Dr. Habermas’ minimal facts argument is currently the dominant historical argument for the resurrection of Jesus. It is used not only by evidentialists, but by classical apologists such as William Lane Craig.
In a nutshell, the minimal facts case for the resurrection argues certain facts are agreed upon as historically reliable by the majority of New Testament scholars. These scholars cover the spectrum of belief from conservative Evangelicals to skeptical atheists and agnostics. The minimal facts argument does not require that the Bible be the inerrant and infallible Word of God, or that it even be treated as holy or authoritative [this is a tactical move, and not a statement one way or the other on the inspiration or authority of the Bible]. It need only be treated as an ancient manuscript purporting to give a testimony of the life, ministry, execution, and resurrection of Jesus, and is treated as any other ancient document which makes historical claims.

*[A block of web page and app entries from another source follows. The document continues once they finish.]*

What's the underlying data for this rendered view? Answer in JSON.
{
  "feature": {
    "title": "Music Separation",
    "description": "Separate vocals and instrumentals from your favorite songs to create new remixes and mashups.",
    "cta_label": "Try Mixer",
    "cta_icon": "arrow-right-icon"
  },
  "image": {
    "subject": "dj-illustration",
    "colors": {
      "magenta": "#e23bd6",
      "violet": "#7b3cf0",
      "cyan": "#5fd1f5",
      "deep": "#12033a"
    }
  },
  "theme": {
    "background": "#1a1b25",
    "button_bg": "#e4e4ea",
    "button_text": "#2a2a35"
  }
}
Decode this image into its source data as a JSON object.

There are twelve minimal facts as follows:
1. Jesus died by crucifixion.
2. He was buried.
3. His death caused the disciples to despair and lose hope.

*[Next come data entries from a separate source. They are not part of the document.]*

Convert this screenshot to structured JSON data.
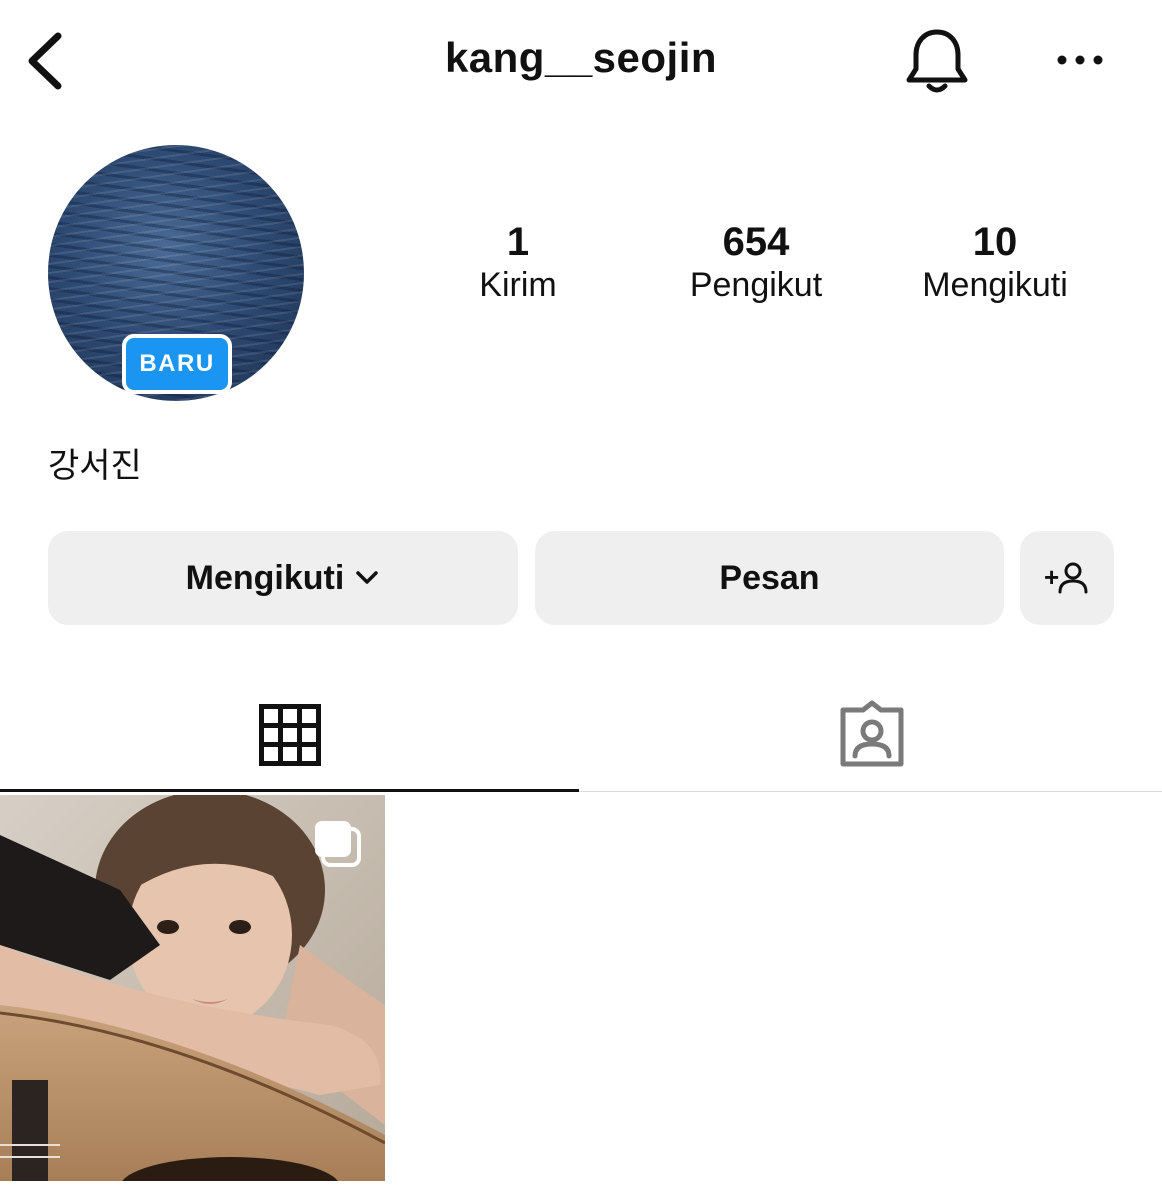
{
  "header": {
    "username": "kang__seojin"
  },
  "profile": {
    "new_badge": "BARU",
    "display_name": "강서진",
    "stats": {
      "posts": {
        "count": "1",
        "label": "Kirim"
      },
      "followers": {
        "count": "654",
        "label": "Pengikut"
      },
      "following": {
        "count": "10",
        "label": "Mengikuti"
      }
    }
  },
  "actions": {
    "following_label": "Mengikuti",
    "message_label": "Pesan",
    "add_user_glyph": "+"
  },
  "tabs": [
    {
      "icon": "grid-icon",
      "active": true
    },
    {
      "icon": "tagged-icon",
      "active": false
    }
  ],
  "colors": {
    "badge_blue": "#1b95f2",
    "button_bg": "#efefef",
    "text": "#111111",
    "divider": "#dbdbdb"
  },
  "icons": [
    "back-icon",
    "bell-icon",
    "more-icon",
    "chevron-down-icon",
    "add-user-icon",
    "grid-icon",
    "tagged-icon",
    "multiple-photos-icon"
  ]
}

4. The tomb was empty (the most contested).
5. The disciples had experiences which they believed were literal appearances of the risen Jesus (the most important proof).

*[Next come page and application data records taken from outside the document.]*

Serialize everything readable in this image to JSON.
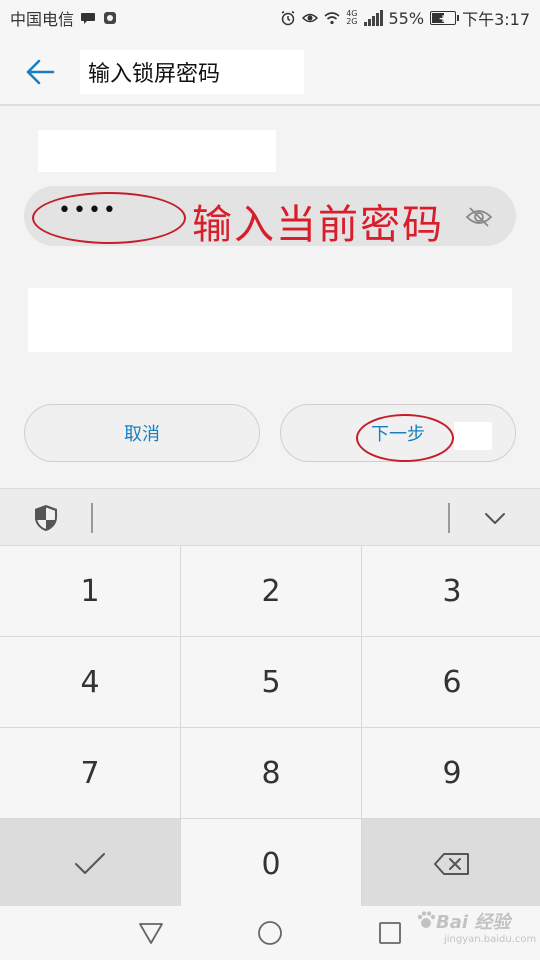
{
  "status_bar": {
    "carrier": "中国电信",
    "battery_percent": "55%",
    "battery_level": 0.55,
    "network_type_top": "4G",
    "network_type_bottom": "2G",
    "time": "下午3:17"
  },
  "header": {
    "title": "输入锁屏密码"
  },
  "form": {
    "password_masked": "••••"
  },
  "annotation": {
    "text": "输入当前密码"
  },
  "buttons": {
    "cancel": "取消",
    "next": "下一步"
  },
  "keypad": {
    "keys": [
      "1",
      "2",
      "3",
      "4",
      "5",
      "6",
      "7",
      "8",
      "9",
      "0"
    ]
  },
  "watermark": {
    "main": "Bai 经验",
    "sub": "jingyan.baidu.com"
  },
  "colors": {
    "accent": "#1a7fc1",
    "annotation": "#d81e2b"
  }
}
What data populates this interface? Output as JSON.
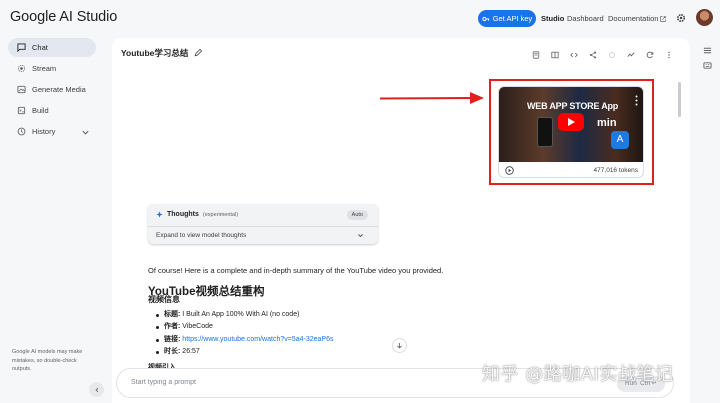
{
  "app": {
    "title": "Google AI Studio"
  },
  "header": {
    "api_key_label": "Get API key",
    "nav": [
      "Studio",
      "Dashboard",
      "Documentation"
    ]
  },
  "sidebar": {
    "items": [
      {
        "label": "Chat",
        "icon": "chat-icon",
        "active": true
      },
      {
        "label": "Stream",
        "icon": "stream-icon"
      },
      {
        "label": "Generate Media",
        "icon": "media-icon"
      },
      {
        "label": "Build",
        "icon": "build-icon"
      },
      {
        "label": "History",
        "icon": "history-icon"
      }
    ],
    "disclaimer": "Google AI models may make mistakes, so double-check outputs."
  },
  "chat": {
    "title": "Youtube学习总结",
    "video": {
      "thumbnail_text": "WEB APP STORE App",
      "thumbnail_text2": "min",
      "tokens": "477,016 tokens"
    },
    "thoughts": {
      "title": "Thoughts",
      "tag": "(experimental)",
      "badge": "Auto",
      "expand_label": "Expand to view model thoughts"
    },
    "response": {
      "intro": "Of course! Here is a complete and in-depth summary of the YouTube video you provided.",
      "heading": "YouTube视频总结重构",
      "subheading": "视频信息",
      "items": [
        {
          "key": "标题:",
          "value": "I Built An App 100% With AI (no code)"
        },
        {
          "key": "作者:",
          "value": "VibeCode"
        },
        {
          "key": "链接:",
          "value": "https://www.youtube.com/watch?v=5a4-32eaP6s"
        },
        {
          "key": "时长:",
          "value": "26:57"
        }
      ],
      "next_heading": "视频引入"
    },
    "prompt_placeholder": "Start typing a prompt",
    "run_label": "Run",
    "run_shortcut": "Ctrl ↵"
  },
  "watermark": "知乎 @路咖AI实战笔记",
  "colors": {
    "accent": "#1a73e8",
    "annotation": "#e0201b"
  }
}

6. The disciples were transformed from doubters to bold proclaimers.
7. The resurrection was the central message.
8. They preached the message of Jesus’ resurrection in Jerusalem.
9. The Church was born and grew.
10. Orthodox Jews who believed in Christ made Sunday their primary day of worship.
11. James was converted to the faith when he saw the resurrected Jesus (James was a family skeptic).
12. Paul was converted to the faith (Paul was an outsider skeptic).
Virtually all New Testament scholars agree to these facts whether they believe Jesus actually rose from the dead or not. This is not the nose counting fallacy, because the point of the minimal facts case is not that the resurrection is true because most New Testament scholars say it is. In fact, the skeptics would stop short of saying Jesus rose from the dead. As the reader can see, minimal fact number five is that the disciples had experiences which they believed were literal appearances of the risen Jesus. The point of the argument is that given the minimal facts that even most skeptical New Testament will concede are reliable, the best explanation is that Jesus of Nazareth rose bodily from the dead.
Alternative theories fall short. If the experiences of the risen Jesus had been hallucinations, the authorities would simply have refuted the disciples’ testimony by displaying Jesus’ corpse. If Jesus had not actually died on the cross, but only fainted and came to later, the disciples would not have celebrated Him as a risen savior, but encouraged Him to seek medical attention. It is implausible that the disciples would have been able to defeat a unit of a Roman soldiers in order to steal the body away from the tomb. This is not an exhaustive explanation of the minimal facts case, nor is it intended to be. I recommend that the reader studies this argument and the historical case for the resurrection in greater depth for themselves. My primary purpose is to demonstrate how the evidentialist method might work.
Dr. Habermas emphasizes that evidentialist apologetics is eclectic. The central focus is Christian historical evidences, but the evidentialist is free to use any evidence supporting Christianity that she finds useful. Although the difference between classical and evidential apologetics is small, evidentialists distinguish themselves in that they claim only one step of Christian evidences is necessary to persuasively present the case for Christianity. Many evidentialists would argue that going straight to Christian evidence is an advantage because it gets to the gospel more quickly.